# WORK INSTRUCTION
Return the entire listing, character for character.

# SUPPLIED MATERIAL
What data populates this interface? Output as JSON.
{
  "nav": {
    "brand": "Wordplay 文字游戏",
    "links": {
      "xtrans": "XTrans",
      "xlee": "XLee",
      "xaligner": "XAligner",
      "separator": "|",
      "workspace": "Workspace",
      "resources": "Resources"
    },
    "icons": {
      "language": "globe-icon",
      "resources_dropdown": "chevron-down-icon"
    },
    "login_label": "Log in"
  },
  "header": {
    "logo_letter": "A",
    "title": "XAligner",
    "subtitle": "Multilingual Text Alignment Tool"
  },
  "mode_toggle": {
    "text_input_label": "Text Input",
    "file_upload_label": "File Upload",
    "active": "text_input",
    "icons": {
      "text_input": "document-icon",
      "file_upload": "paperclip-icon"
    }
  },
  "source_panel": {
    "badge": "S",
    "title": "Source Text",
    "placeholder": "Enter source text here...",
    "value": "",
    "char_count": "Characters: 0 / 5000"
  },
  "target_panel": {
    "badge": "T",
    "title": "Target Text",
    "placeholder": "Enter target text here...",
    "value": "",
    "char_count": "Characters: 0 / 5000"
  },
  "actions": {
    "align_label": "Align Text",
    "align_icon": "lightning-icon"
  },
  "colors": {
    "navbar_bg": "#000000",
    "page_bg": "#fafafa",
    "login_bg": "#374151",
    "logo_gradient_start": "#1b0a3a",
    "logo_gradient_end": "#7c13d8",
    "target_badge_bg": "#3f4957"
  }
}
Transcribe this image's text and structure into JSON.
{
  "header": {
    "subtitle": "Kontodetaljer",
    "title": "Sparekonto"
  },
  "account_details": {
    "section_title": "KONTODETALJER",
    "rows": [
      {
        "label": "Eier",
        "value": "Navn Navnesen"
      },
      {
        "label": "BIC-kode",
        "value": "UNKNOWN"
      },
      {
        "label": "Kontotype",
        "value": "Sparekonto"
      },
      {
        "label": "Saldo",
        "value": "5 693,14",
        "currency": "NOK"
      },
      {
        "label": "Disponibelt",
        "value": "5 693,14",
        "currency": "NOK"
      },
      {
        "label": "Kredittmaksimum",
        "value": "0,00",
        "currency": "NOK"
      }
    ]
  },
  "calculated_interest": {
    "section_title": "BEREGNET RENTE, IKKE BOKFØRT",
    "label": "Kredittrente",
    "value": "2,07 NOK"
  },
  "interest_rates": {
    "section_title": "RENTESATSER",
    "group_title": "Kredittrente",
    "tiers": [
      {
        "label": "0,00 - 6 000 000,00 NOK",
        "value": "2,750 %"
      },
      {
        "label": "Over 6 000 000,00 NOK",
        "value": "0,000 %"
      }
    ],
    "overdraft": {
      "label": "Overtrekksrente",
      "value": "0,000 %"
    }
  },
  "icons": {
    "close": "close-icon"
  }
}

# SOLUTION FOR THIS EXERCISE
What data populates this interface? Output as JSON.
{
  "nav": {
    "brand": "Wordplay 文字游戏",
    "links": {
      "xtrans": "XTrans",
      "xlee": "XLee",
      "xaligner": "XAligner",
      "separator": "|",
      "workspace": "Workspace",
      "resources": "Resources"
    },
    "icons": {
      "language": "globe-icon",
      "resources_dropdown": "chevron-down-icon"
    },
    "login_label": "Log in"
  },
  "header": {
    "logo_letter": "A",
    "title": "XAligner",
    "subtitle": "Multilingual Text Alignment Tool"
  },
  "mode_toggle": {
    "text_input_label": "Text Input",
    "file_upload_label": "File Upload",
    "active": "text_input",
    "icons": {
      "text_input": "document-icon",
      "file_upload": "paperclip-icon"
    }
  },
  "source_panel": {
    "badge": "S",
    "title": "Source Text",
    "placeholder": "Enter source text here...",
    "value": "",
    "char_count": "Characters: 0 / 5000"
  },
  "target_panel": {
    "badge": "T",
    "title": "Target Text",
    "placeholder": "Enter target text here...",
    "value": "",
    "char_count": "Characters: 0 / 5000"
  },
  "actions": {
    "align_label": "Align Text",
    "align_icon": "lightning-icon"
  },
  "colors": {
    "navbar_bg": "#000000",
    "page_bg": "#fafafa",
    "login_bg": "#374151",
    "logo_gradient_start": "#1b0a3a",
    "logo_gradient_end": "#7c13d8",
    "target_badge_bg": "#3f4957"
  }
}
Transcribe this image's text and structure into JSON.
{
  "header": {
    "subtitle": "Kontodetaljer",
    "title": "Sparekonto"
  },
  "account_details": {
    "section_title": "KONTODETALJER",
    "rows": [
      {
        "label": "Eier",
        "value": "Navn Navnesen"
      },
      {
        "label": "BIC-kode",
        "value": "UNKNOWN"
      },
      {
        "label": "Kontotype",
        "value": "Sparekonto"
      },
      {
        "label": "Saldo",
        "value": "5 693,14",
        "currency": "NOK"
      },
      {
        "label": "Disponibelt",
        "value": "5 693,14",
        "currency": "NOK"
      },
      {
        "label": "Kredittmaksimum",
        "value": "0,00",
        "currency": "NOK"
      }
    ]
  },
  "calculated_interest": {
    "section_title": "BEREGNET RENTE, IKKE BOKFØRT",
    "label": "Kredittrente",
    "value": "2,07 NOK"
  },
  "interest_rates": {
    "section_title": "RENTESATSER",
    "group_title": "Kredittrente",
    "tiers": [
      {
        "label": "0,00 - 6 000 000,00 NOK",
        "value": "2,750 %"
      },
      {
        "label": "Over 6 000 000,00 NOK",
        "value": "0,000 %"
      }
    ],
    "overdraft": {
      "label": "Overtrekksrente",
      "value": "0,000 %"
    }
  },
  "icons": {
    "close": "close-icon"
  }
}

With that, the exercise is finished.